TASK REQUIREMENTS → Copy the result of filtering the entries below for lines that include the string "MODULES".

[Interface dataset entries]
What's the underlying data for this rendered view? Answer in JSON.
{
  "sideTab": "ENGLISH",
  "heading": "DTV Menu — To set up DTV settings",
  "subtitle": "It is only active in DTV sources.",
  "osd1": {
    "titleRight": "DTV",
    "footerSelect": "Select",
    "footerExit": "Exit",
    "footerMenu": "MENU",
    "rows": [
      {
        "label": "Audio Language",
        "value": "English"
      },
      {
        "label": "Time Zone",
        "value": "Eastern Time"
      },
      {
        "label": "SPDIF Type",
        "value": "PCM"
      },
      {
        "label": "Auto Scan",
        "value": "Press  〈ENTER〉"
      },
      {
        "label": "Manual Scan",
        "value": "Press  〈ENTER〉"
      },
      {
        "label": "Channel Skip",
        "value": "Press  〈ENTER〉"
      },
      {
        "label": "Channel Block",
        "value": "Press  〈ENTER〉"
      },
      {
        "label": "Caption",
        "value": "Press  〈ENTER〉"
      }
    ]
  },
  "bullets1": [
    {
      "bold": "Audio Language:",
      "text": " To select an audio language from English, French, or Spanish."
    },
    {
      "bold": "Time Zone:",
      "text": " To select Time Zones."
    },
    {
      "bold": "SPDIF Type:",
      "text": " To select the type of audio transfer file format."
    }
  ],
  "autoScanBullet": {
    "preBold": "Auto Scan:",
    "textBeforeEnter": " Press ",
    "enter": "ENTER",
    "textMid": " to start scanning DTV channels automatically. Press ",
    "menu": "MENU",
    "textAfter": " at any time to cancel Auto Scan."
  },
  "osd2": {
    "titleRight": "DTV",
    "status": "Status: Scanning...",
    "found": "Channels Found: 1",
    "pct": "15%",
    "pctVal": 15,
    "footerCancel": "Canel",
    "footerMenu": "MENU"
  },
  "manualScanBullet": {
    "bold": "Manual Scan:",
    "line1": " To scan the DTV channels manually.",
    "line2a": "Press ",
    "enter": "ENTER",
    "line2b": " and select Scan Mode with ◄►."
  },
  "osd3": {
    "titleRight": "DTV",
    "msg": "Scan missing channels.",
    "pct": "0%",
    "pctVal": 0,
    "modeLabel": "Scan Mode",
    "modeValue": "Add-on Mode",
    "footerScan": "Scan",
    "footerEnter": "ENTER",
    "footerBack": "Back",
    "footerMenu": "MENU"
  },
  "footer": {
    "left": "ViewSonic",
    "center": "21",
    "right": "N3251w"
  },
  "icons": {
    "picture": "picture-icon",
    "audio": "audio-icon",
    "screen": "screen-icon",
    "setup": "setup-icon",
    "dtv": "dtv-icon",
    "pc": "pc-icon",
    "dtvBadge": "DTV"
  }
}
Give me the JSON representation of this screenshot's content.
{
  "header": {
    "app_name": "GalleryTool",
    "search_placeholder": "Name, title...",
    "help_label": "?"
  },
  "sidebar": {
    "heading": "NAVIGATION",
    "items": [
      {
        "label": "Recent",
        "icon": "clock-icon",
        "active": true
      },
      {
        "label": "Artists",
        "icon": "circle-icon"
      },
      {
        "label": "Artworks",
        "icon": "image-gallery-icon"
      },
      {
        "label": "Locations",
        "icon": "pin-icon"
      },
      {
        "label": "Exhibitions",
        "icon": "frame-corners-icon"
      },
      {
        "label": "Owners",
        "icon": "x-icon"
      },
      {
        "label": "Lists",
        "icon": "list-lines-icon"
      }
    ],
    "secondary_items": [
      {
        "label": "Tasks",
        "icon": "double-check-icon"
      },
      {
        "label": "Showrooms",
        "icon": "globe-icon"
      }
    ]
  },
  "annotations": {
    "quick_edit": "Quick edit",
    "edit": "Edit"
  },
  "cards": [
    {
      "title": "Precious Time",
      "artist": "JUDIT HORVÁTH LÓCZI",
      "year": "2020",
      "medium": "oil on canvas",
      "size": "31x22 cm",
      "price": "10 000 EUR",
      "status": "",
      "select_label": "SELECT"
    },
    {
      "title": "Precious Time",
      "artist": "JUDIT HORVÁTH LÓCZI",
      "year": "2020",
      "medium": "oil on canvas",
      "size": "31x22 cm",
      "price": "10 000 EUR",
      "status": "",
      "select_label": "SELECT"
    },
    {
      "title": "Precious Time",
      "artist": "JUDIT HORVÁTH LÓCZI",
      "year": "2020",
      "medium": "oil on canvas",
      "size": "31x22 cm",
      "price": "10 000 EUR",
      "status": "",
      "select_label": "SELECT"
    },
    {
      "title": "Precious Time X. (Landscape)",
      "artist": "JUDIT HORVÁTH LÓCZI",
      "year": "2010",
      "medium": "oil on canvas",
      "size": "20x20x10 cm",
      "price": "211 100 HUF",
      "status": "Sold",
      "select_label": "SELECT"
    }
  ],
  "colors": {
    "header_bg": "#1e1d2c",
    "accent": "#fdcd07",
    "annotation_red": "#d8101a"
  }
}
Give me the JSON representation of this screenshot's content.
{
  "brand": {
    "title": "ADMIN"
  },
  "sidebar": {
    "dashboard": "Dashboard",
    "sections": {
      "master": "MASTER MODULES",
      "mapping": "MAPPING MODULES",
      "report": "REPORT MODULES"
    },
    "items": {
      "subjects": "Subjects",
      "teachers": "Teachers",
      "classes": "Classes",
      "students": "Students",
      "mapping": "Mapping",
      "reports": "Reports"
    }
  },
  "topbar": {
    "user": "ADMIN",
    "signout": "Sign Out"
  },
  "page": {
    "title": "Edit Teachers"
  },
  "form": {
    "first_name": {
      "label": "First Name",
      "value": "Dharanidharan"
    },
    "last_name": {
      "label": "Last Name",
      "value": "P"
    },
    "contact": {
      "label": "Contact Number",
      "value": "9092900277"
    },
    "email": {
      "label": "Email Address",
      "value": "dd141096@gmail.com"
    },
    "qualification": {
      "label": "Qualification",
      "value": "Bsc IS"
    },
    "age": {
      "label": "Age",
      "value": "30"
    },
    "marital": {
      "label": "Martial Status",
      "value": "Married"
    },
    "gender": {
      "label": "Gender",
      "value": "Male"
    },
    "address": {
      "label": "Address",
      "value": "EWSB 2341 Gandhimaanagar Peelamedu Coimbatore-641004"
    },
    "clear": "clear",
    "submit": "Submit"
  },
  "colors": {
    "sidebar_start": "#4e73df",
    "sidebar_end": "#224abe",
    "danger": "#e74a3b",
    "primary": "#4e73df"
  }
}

SOLUTION FOR THIS PROBLEM →
      "master": "MASTER MODULES",
      "mapping": "MAPPING MODULES",
      "report": "REPORT MODULES"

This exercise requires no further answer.